Can Subsequent Creditors Rely Upon the Accuracy of Existing UCC-1 Financing Statements?
Collateral descriptions in Uniform Commercial Code (“UCC”) financing statements have been the genesis of numerous conflicts between creditors. The purpose of a financing statement is to give notice to subsequent creditors of a prior security interest in personal property . In order to achieve these objectives the financing statement must accurately describe the collateral. However, a subsequent creditor may be required to do more than simply review active UCC-1 financing statements to determine whether a given debtor has already encumbered its personal property assets, and ambiguities may only serve to impose additional duties of inquiry on the subsequent creditor.
This was the subject of a dispute recently decided in the United States Bankruptcy Court for the Western District of Missouri in In re: 8760 Service Group, LLC (In re 8760 Service Group, LLC, 65 Bankr. Ct. Dec. (CRR) 170, (Bankr.
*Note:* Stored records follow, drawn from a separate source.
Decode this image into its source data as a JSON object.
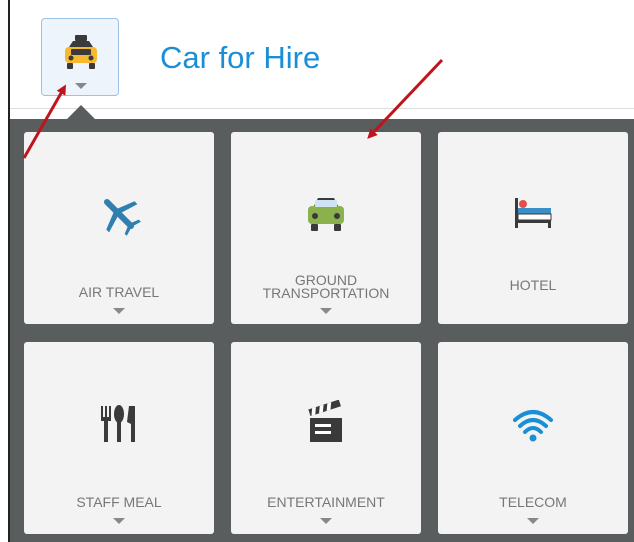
{
  "header": {
    "title": "Car for Hire",
    "selected_icon": "taxi-icon"
  },
  "tiles": [
    {
      "label": "AIR TRAVEL",
      "icon": "airplane-icon"
    },
    {
      "label": "GROUND",
      "label_line2": "TRANSPORTATION",
      "icon": "car-icon"
    },
    {
      "label": "HOTEL",
      "icon": "bed-icon"
    },
    {
      "label": "STAFF MEAL",
      "icon": "cutlery-icon"
    },
    {
      "label": "ENTERTAINMENT",
      "icon": "clapperboard-icon"
    },
    {
      "label": "TELECOM",
      "icon": "wifi-icon"
    }
  ],
  "colors": {
    "accent": "#1b8fd6",
    "panel": "#595d5e",
    "tile": "#f3f3f3",
    "annotation_arrow": "#c0141c"
  }
}
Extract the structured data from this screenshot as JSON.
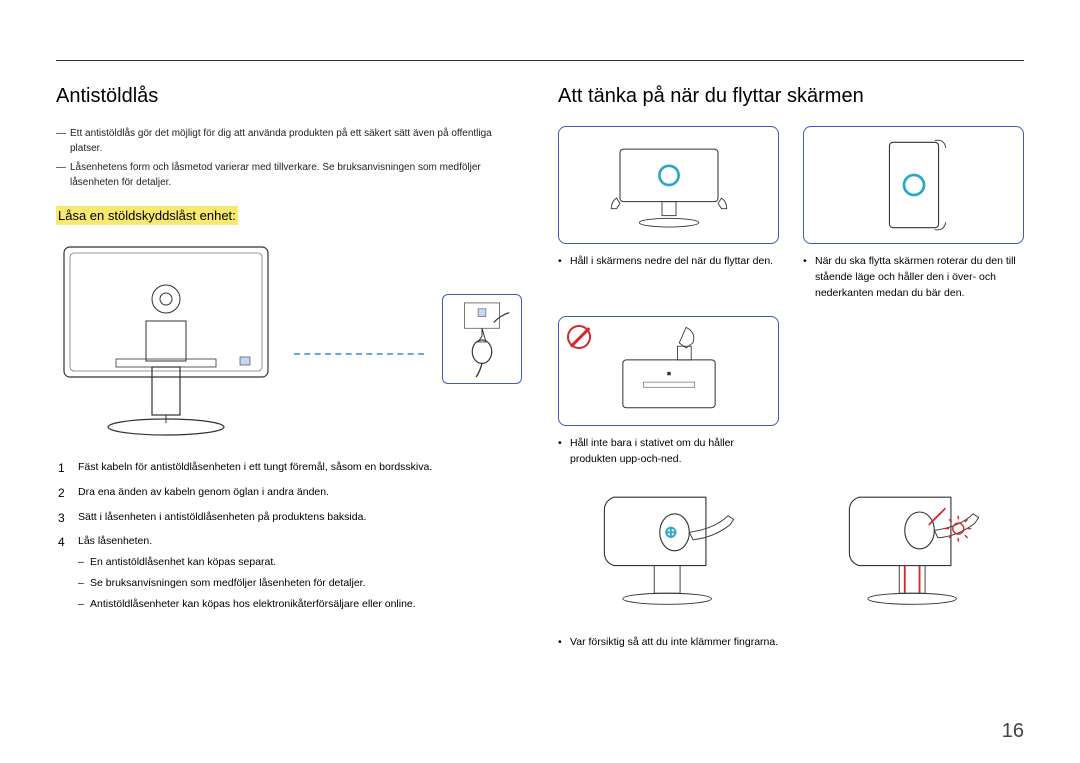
{
  "left": {
    "heading": "Antistöldlås",
    "notes": [
      "Ett antistöldlås gör det möjligt för dig att använda produkten på ett säkert sätt även på offentliga platser.",
      "Låsenhetens form och låsmetod varierar med tillverkare. Se bruksanvisningen som medföljer låsenheten för detaljer."
    ],
    "subheading": "Låsa en stöldskyddslåst enhet:",
    "steps": [
      {
        "text": "Fäst kabeln för antistöldlåsenheten i ett tungt föremål, såsom en bordsskiva."
      },
      {
        "text": "Dra ena änden av kabeln genom öglan i andra änden."
      },
      {
        "text": "Sätt i låsenheten i antistöldlåsenheten på produktens baksida."
      },
      {
        "text": "Lås låsenheten.",
        "sub": [
          "En antistöldlåsenhet kan köpas separat.",
          "Se bruksanvisningen som medföljer låsenheten för detaljer.",
          "Antistöldlåsenheter kan köpas hos elektronikåterförsäljare eller online."
        ]
      }
    ]
  },
  "right": {
    "heading": "Att tänka på när du flyttar skärmen",
    "tile1_caption": "Håll i skärmens nedre del när du flyttar den.",
    "tile2_caption": "När du ska flytta skärmen roterar du den till stående läge och håller den i över- och nederkanten medan du bär den.",
    "tile3_caption": "Håll inte bara i stativet om du håller produkten upp-och-ned.",
    "tile4_caption": "Var försiktig så att du inte klämmer fingrarna."
  },
  "page_number": "16"
}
W.D. Mo. 2018)).
In In re: 8760 Service Group, LLC, the debtor, 8760 Service Group, LLC (“Debtor”), operated a custom industrial construction and fabrication business with its office located at 1803 W. Main Street, Sedalia, Missouri. (“Main Street Property”). The creditor, Bancorpsouth Bank (“BCS”) , made a number of loans to Debtor and Pelham Property, LLC (“Pelham”), a single purpose entity formed to own the real property located at 5105 Pelham Drive, Sedalia, Missouri (“Pelham Property”), from which Debtor operated its fabrication facility. Debtor was the only member of Pelham. To secure these loans, Pelham executed and recorded a deed of trust and fixture filing on the Pelham Property in favor of BCS, and Debtor granted BCS a personal property security interest in collateral described in BCS’s UCC-1 financing statement as “all accounts receivable, inventory, equipment, and all business assets located at [the Main Street Property]”. Subsequently, a blast booth was installed in the building located at the Pelham Property. It was funded by proceeds from Pelham’s construction loan from BCS. However, the construction contract and the invoices for the blast booth’s construction were in the name of Debtor.
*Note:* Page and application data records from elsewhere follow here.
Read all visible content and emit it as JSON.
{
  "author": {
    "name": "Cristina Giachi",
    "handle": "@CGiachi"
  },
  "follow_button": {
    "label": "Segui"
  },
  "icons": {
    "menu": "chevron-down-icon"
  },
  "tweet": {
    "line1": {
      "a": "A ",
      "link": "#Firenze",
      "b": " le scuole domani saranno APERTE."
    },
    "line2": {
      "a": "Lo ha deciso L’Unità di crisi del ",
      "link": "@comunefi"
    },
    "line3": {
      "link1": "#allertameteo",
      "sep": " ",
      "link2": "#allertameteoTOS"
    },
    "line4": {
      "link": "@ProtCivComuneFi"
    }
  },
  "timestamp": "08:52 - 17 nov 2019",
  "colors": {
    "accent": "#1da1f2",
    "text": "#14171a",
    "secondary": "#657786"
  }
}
Subsequently, Hudson Insurance Company (“Hudson”) provided payment and performance bonds for the account of the Debtor. To secure Debtor’s repayment obligations to Hudson in connection with the bonds, Debtor granted security interests to Hudson in substantially all of Debtor’s property. Hudson filed a UCC-1 financing statement with respect to Debtor’s inventory, equipment and accounts.
The Debtor and Pelham subsequently filed Bankruptcy, and a dispute arose between BCS and Hudson as to the existence and priority of their respective and competing security interests in the inventory and equipment of the Debtor, including the blast booth located on the Pelham Property.
BCS contended that the collateral description in its UCC-1 financing statement filed against the Debtor could reasonably be interpreted two ways: (1) that the address restricts all described collateral to only that which is located on the Main Street Property, OR (2) that the commas separating out the various types of collateral, and addition of the second “all” (i.e., “and all business assets located at…”(emphasis added)) serve to limit the effect of the reference to a specific property address only to the business assets of the Debtor, and that BCS’s security interests in “…all accounts receivable, inventory, equipment…” mean precisely that; all accounts receivable, inventory, equipment, wherever they may be located, including equipment (i.e., the blast booth) located on the Pelham Property. BCS went further in asserting that since there were two reasonable interpretations then its financing statements were not seriously misleading and triggered a duty to further investigate the extent of BCS’s security interest. The Court agreed with BCS. The Court reiterated that it views the validity of a financing statement in terms of whether “it provides notice that a person may have a security interest in the collateral claimed.” Further, the Court noted that the UCC recognizes further inquiry may be necessary and that therefore, errors or omissions in the description of the collateral do not render financing statements ineffective unless they are seriously misleading. Based upon that reasoning, the Court held that Hudson’s claim in the Debtor’s equipment (including the blast booth) was subordinate to BCS’s.
This case should serve to remind creditors that if the collateral description in a pre-existing UCC-1 financing statement is ambiguous or subject to multiple interpretations, it is incumbent upon the subsequent creditor to reach out to the existing creditor(s) to clarify and/or confirm the nature and extent of any pre-existing liens on the collateral.
By Christopher Gravell
Associate at Frandzel Robins Bloom & Csato, L.C.